== WHAT YOU SHOULD DO ==
From the records below, copy out each line that has the word "numbers".
Segment Start: RECORDS PROVIDED
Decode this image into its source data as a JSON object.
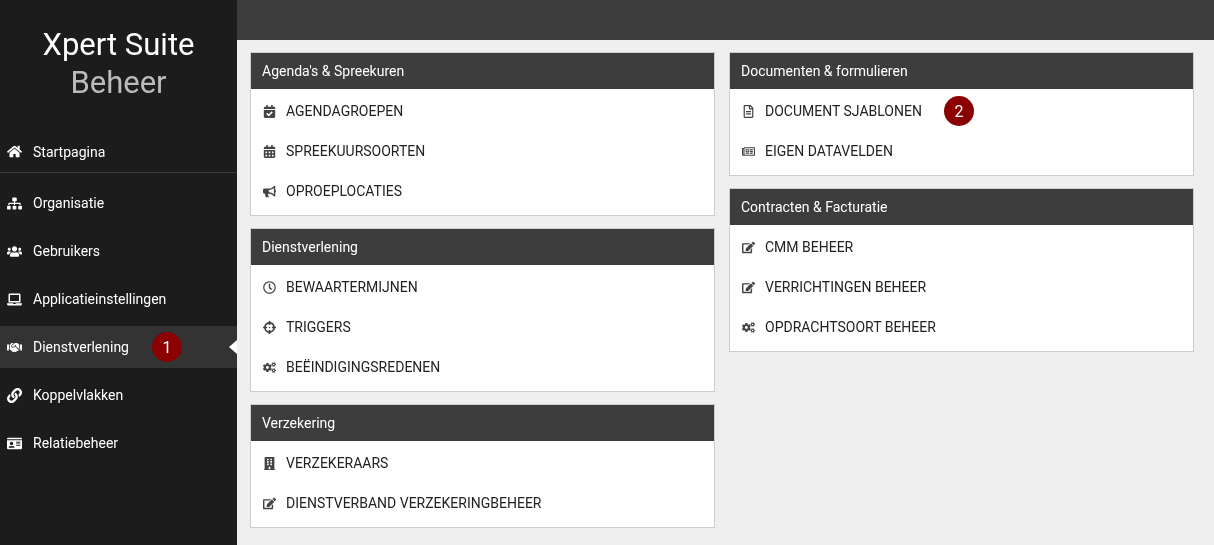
{
  "sidebar": {
    "title": "Xpert Suite",
    "subtitle": "Beheer",
    "items": [
      {
        "label": "Startpagina",
        "selected": false
      },
      {
        "label": "Organisatie",
        "selected": false
      },
      {
        "label": "Gebruikers",
        "selected": false
      },
      {
        "label": "Applicatieinstellingen",
        "selected": false
      },
      {
        "label": "Dienstverlening",
        "selected": true,
        "badge": "1"
      },
      {
        "label": "Koppelvlakken",
        "selected": false
      },
      {
        "label": "Relatiebeheer",
        "selected": false
      }
    ]
  },
  "columns": [
    [
      {
        "title": "Agenda's & Spreekuren",
        "items": [
          {
            "label": "AGENDAGROEPEN"
          },
          {
            "label": "SPREEKUURSOORTEN"
          },
          {
            "label": "OPROEPLOCATIES"
          }
        ]
      },
      {
        "title": "Dienstverlening",
        "items": [
          {
            "label": "BEWAARTERMIJNEN"
          },
          {
            "label": "TRIGGERS"
          },
          {
            "label": "BEËINDIGINGSREDENEN"
          }
        ]
      },
      {
        "title": "Verzekering",
        "items": [
          {
            "label": "VERZEKERAARS"
          },
          {
            "label": "DIENSTVERBAND VERZEKERINGBEHEER"
          }
        ]
      }
    ],
    [
      {
        "title": "Documenten & formulieren",
        "items": [
          {
            "label": "DOCUMENT SJABLONEN",
            "badge": "2"
          },
          {
            "label": "EIGEN DATAVELDEN"
          }
        ]
      },
      {
        "title": "Contracten & Facturatie",
        "items": [
          {
            "label": "CMM BEHEER"
          },
          {
            "label": "VERRICHTINGEN BEHEER"
          },
          {
            "label": "OPDRACHTSOORT BEHEER"
          }
        ]
      }
    ]
  ]
}
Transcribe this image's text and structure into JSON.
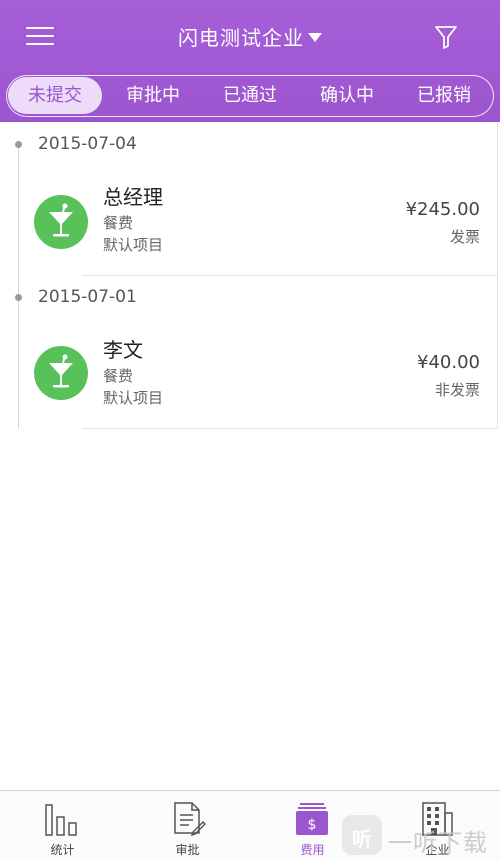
{
  "header": {
    "company_name": "闪电测试企业",
    "menu_icon": "hamburger-menu-icon",
    "filter_icon": "funnel-filter-icon",
    "background_color": "#9b55cf"
  },
  "tabs": [
    {
      "label": "未提交",
      "active": true
    },
    {
      "label": "审批中",
      "active": false
    },
    {
      "label": "已通过",
      "active": false
    },
    {
      "label": "确认中",
      "active": false
    },
    {
      "label": "已报销",
      "active": false
    }
  ],
  "groups": [
    {
      "date": "2015-07-04",
      "items": [
        {
          "name": "总经理",
          "category": "餐费",
          "project": "默认项目",
          "amount": "¥245.00",
          "invoice": "发票",
          "icon": "cocktail-icon"
        }
      ]
    },
    {
      "date": "2015-07-01",
      "items": [
        {
          "name": "李文",
          "category": "餐费",
          "project": "默认项目",
          "amount": "¥40.00",
          "invoice": "非发票",
          "icon": "cocktail-icon"
        }
      ]
    }
  ],
  "bottom_nav": [
    {
      "label": "统计",
      "icon": "bar-chart-icon",
      "active": false
    },
    {
      "label": "审批",
      "icon": "document-edit-icon",
      "active": false
    },
    {
      "label": "费用",
      "icon": "money-stack-icon",
      "active": true
    },
    {
      "label": "企业",
      "icon": "building-icon",
      "active": false
    }
  ],
  "watermark": {
    "badge_text": "听",
    "text": "一听下载"
  },
  "colors": {
    "accent": "#9b55cf",
    "active_tab_bg": "#ecdcf8",
    "avatar_green": "#58c159"
  }
}
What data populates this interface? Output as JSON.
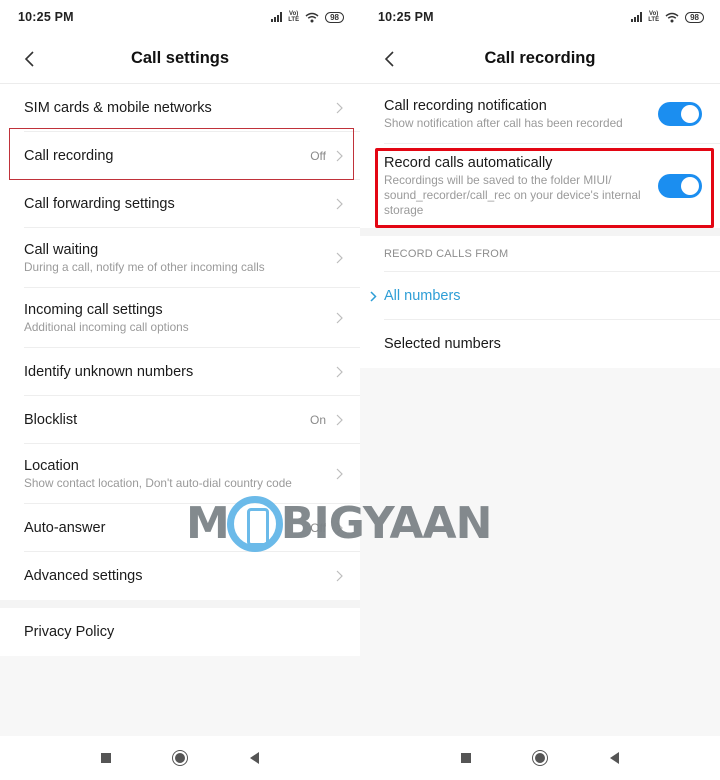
{
  "status_bar": {
    "time": "10:25 PM",
    "volte_top": "Vo)",
    "volte_bottom": "LTE",
    "battery": "98"
  },
  "left": {
    "title": "Call settings",
    "items": [
      {
        "label": "SIM cards & mobile networks",
        "sub": "",
        "value": ""
      },
      {
        "label": "Call recording",
        "sub": "",
        "value": "Off"
      },
      {
        "label": "Call forwarding settings",
        "sub": "",
        "value": ""
      },
      {
        "label": "Call waiting",
        "sub": "During a call, notify me of other incoming calls",
        "value": ""
      },
      {
        "label": "Incoming call settings",
        "sub": "Additional incoming call options",
        "value": ""
      },
      {
        "label": "Identify unknown numbers",
        "sub": "",
        "value": ""
      },
      {
        "label": "Blocklist",
        "sub": "",
        "value": "On"
      },
      {
        "label": "Location",
        "sub": "Show contact location, Don't auto-dial country code",
        "value": ""
      },
      {
        "label": "Auto-answer",
        "sub": "",
        "value": "Off"
      },
      {
        "label": "Advanced settings",
        "sub": "",
        "value": ""
      }
    ],
    "privacy": "Privacy Policy"
  },
  "right": {
    "title": "Call recording",
    "toggles": [
      {
        "label": "Call recording notification",
        "sub": "Show notification after call has been recorded",
        "on": true
      },
      {
        "label": "Record calls automatically",
        "sub": "Recordings will be saved to the folder MIUI/ sound_recorder/call_rec on your device's internal storage",
        "on": true
      }
    ],
    "section_header": "RECORD CALLS FROM",
    "options": [
      {
        "label": "All numbers",
        "selected": true
      },
      {
        "label": "Selected numbers",
        "selected": false
      }
    ]
  },
  "watermark": {
    "left": "M",
    "right": "BIGYAAN"
  },
  "colors": {
    "accent": "#1b8ef0",
    "selected_text": "#2e9ed6",
    "highlight_red": "#e30613"
  }
}
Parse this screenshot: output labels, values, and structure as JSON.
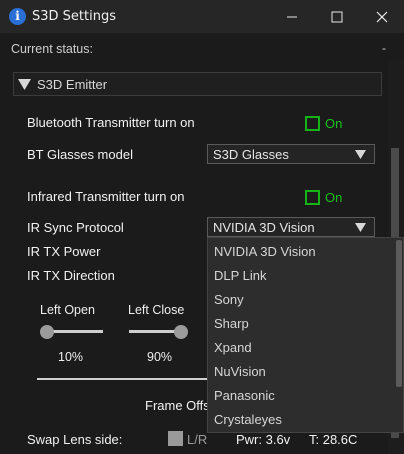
{
  "window": {
    "title": "S3D Settings",
    "icon": "info-icon",
    "controls": [
      "minimize-icon",
      "maximize-icon",
      "close-icon"
    ]
  },
  "status": {
    "label": "Current status:",
    "value": "-"
  },
  "section": {
    "label": "S3D Emitter",
    "expanded": true
  },
  "bluetooth": {
    "transmitter_label": "Bluetooth Transmitter turn on",
    "transmitter_check_label": "On",
    "glasses_model_label": "BT Glasses model",
    "glasses_model_value": "S3D Glasses"
  },
  "infrared": {
    "transmitter_label": "Infrared Transmitter turn on",
    "transmitter_check_label": "On",
    "sync_protocol_label": "IR Sync Protocol",
    "sync_protocol_value": "NVIDIA 3D Vision",
    "tx_power_label": "IR TX Power",
    "tx_direction_label": "IR TX Direction"
  },
  "dropdown": {
    "options": [
      "NVIDIA 3D Vision",
      "DLP Link",
      "Sony",
      "Sharp",
      "Xpand",
      "NuVision",
      "Panasonic",
      "Crystaleyes"
    ]
  },
  "sliders": {
    "left_open": {
      "label": "Left   Open",
      "value": "10%",
      "level": 0.1
    },
    "left_close": {
      "label": "Left   Close",
      "value": "90%",
      "level": 0.9
    }
  },
  "frame_offset": {
    "label": "Frame Offs"
  },
  "bottom": {
    "swap_lens_label": "Swap Lens side:",
    "swap_lens_value": "L/R",
    "power": "Pwr: 3.6v",
    "temp": "T: 28.6C"
  },
  "colors": {
    "accent_green": "#19c219",
    "background": "#1b1b1b",
    "titlebar": "#262626"
  }
}
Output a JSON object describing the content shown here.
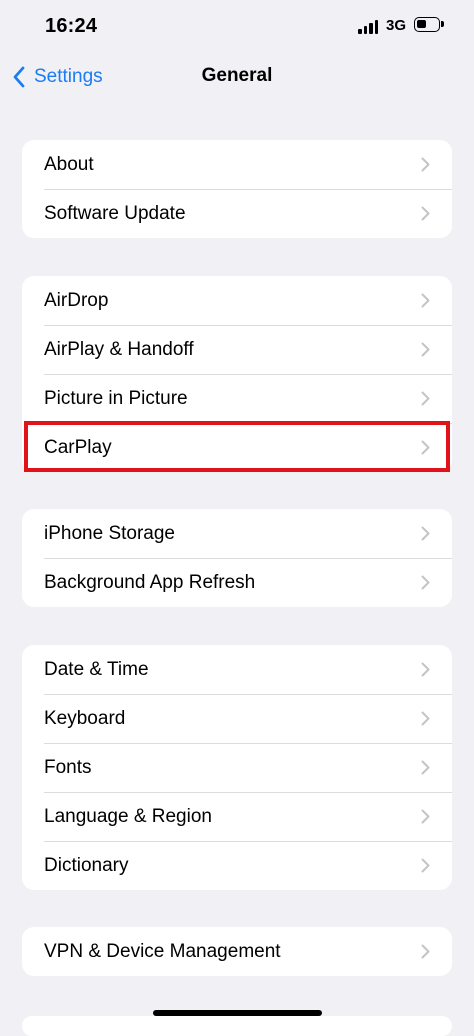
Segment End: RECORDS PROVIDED
== ANSWER AREA ==
        "label": "Identify unknown numbers",
        "label": "All numbers",
        "label": "Selected numbers",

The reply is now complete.